> **Task to carry out**
The full set of entries below needs to be written out exactly.

[Dataset rows for apps and sites]
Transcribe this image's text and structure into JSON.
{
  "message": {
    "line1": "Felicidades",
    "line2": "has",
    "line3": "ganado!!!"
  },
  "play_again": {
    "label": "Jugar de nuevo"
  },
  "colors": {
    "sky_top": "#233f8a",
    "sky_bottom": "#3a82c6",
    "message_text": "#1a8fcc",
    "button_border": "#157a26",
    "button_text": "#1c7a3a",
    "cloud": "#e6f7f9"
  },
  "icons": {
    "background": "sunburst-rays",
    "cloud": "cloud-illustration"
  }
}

> **Task solution**
Transcribe this image's text and structure into JSON.
{
  "message": {
    "line1": "Felicidades",
    "line2": "has",
    "line3": "ganado!!!"
  },
  "play_again": {
    "label": "Jugar de nuevo"
  },
  "colors": {
    "sky_top": "#233f8a",
    "sky_bottom": "#3a82c6",
    "message_text": "#1a8fcc",
    "button_border": "#157a26",
    "button_text": "#1c7a3a",
    "cloud": "#e6f7f9"
  },
  "icons": {
    "background": "sunburst-rays",
    "cloud": "cloud-illustration"
  }
}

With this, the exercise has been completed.